U. S. Supreme Court Expands Definition of Retaliation 

Posted 07-12-2006

Sandra White was the only female in the maintenance department at a railroad. Her duties included forklift driving, removing and replacing track, cutting brush, and clearing litter and spillage. Her primary responsibility, however, was driving the forklift which was considered more prestigious and less physically challenging than the other duties. Ms. White’s supervisor told her that women shouldn’t be working in the maintenance department and made other inappropriate remarks to her in front of male colleagues. She complained to the company, and the supervisor was disciplined. He then removed her from forklift duty.

As a result, Ms. White filed a claim with the EEOC. Shortly thereafter, she had a disagreement with her supervisor and was suspended without pay for insubordination. After 37 days of suspension, White was reinstated to her job with back pay as the company found she had not been insubordinate. White filed a retaliation lawsuit in federal court.

For years, the federal courts have used different and conflicting standards over what is “retaliation” under federal law. Some courts held that it’s illegal only if the company retaliated in making “ultimate employment decisions,” like hiring, granting leave, discharging, promoting or compensating. Other courts did not limit retaliation to ultimate employment decisions.

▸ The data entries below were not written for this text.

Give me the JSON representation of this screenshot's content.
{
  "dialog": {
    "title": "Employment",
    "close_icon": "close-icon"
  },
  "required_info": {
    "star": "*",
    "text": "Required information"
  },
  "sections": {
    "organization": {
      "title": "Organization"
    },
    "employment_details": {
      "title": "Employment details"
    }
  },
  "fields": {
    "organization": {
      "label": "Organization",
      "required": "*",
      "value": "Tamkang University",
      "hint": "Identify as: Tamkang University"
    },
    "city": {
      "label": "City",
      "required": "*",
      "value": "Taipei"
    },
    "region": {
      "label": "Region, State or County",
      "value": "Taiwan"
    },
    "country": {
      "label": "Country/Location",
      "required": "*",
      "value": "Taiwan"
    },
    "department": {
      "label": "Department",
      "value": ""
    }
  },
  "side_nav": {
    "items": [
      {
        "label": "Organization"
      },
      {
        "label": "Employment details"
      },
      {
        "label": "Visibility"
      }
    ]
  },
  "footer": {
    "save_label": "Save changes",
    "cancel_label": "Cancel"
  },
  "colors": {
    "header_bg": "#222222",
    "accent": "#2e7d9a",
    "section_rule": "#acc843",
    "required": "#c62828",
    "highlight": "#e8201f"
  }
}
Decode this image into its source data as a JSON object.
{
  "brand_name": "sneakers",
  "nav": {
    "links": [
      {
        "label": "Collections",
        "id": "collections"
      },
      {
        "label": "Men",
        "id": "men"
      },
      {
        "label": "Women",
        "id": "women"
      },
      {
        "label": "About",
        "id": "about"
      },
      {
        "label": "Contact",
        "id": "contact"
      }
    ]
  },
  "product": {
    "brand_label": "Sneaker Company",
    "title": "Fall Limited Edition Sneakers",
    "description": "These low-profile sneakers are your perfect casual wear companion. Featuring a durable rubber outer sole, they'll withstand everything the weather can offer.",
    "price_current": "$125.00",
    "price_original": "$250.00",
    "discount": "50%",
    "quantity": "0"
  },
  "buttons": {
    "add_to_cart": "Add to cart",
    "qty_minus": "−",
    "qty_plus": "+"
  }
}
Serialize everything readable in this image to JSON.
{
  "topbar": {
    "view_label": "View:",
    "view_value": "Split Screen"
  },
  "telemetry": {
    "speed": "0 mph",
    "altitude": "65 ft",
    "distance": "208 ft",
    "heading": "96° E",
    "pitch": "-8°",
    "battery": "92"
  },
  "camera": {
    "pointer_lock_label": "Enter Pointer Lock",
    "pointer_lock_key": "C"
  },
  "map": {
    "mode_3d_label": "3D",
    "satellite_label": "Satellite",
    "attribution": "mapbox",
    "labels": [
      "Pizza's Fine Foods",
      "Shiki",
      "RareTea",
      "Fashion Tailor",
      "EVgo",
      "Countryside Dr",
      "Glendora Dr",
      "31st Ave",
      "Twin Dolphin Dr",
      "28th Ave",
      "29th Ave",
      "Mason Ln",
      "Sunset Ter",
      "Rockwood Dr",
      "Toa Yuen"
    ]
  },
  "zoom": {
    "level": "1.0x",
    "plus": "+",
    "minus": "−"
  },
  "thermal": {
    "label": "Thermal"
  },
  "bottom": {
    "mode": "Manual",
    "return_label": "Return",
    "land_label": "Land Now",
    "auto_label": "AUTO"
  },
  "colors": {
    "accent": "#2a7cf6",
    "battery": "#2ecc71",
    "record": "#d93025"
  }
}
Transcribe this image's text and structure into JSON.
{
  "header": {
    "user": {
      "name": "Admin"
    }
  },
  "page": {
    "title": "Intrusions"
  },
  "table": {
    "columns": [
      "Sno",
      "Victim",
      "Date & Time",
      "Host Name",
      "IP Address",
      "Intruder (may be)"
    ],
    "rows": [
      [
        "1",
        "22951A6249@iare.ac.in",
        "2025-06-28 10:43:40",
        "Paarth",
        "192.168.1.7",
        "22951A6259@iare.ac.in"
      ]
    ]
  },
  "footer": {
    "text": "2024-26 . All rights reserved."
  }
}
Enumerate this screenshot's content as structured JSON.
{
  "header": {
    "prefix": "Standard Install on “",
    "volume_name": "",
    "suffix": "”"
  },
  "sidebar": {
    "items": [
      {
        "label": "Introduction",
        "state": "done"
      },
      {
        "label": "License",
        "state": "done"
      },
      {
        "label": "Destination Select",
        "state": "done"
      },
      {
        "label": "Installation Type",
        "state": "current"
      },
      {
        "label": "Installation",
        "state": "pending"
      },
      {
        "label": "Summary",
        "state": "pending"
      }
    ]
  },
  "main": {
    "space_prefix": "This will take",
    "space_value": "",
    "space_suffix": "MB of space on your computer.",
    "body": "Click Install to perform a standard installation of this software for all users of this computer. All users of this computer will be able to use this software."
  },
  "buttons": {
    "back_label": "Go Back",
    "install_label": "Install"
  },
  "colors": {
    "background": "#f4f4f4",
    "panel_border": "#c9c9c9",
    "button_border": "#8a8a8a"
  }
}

Surprising many observers, the U. S. Supreme Court adopted a broad definition of retaliation. The Court held that retaliation includes any materially adverse action such that a reasonable employee would have been dissuaded from making or supporting a charge of discrimination. Retaliatory actions need not even be work or employment related. The Court concluded that based on this standard, White’s reassignment to other job duties within her job description and suspension for 37 days without pay (even though back pay was provided) were illegal retaliation.

What this means to you: As always, be respectful when working with employees who file internal complaints. HR and/or legal should review any and all changes made to the working conditions of any employee who has a pending complaint, charge or action against the company, especially a harassment or discrimination complaint. Finally, all managers should be trained in understanding the law of discrimination and harassment.

Burlington Northern v. White (June 22, 2006)

Information here is correct at the time it is posted. Case decisions cited here may be reversed. Please do not rely on this information without consulting an attorney first.


About the Author:

Steve Duggan graduated from the Law School at the University of Notre Dame while on active duty in the Air Force. He has extensive experience representing management litigating cases of wrongful termination, employment discrimination, and sexual harassment. Steve also has experience in all phases of administrative litigation of unfair labor practice charges, and class and individual complaints of employment discrimination. He has been an instructor of seminars for supervisors and managers on labor management relations and other personnel issues, and for lawyers in basic and advanced trial advocacy courses. Steve came on board with Fair Measures in 1998.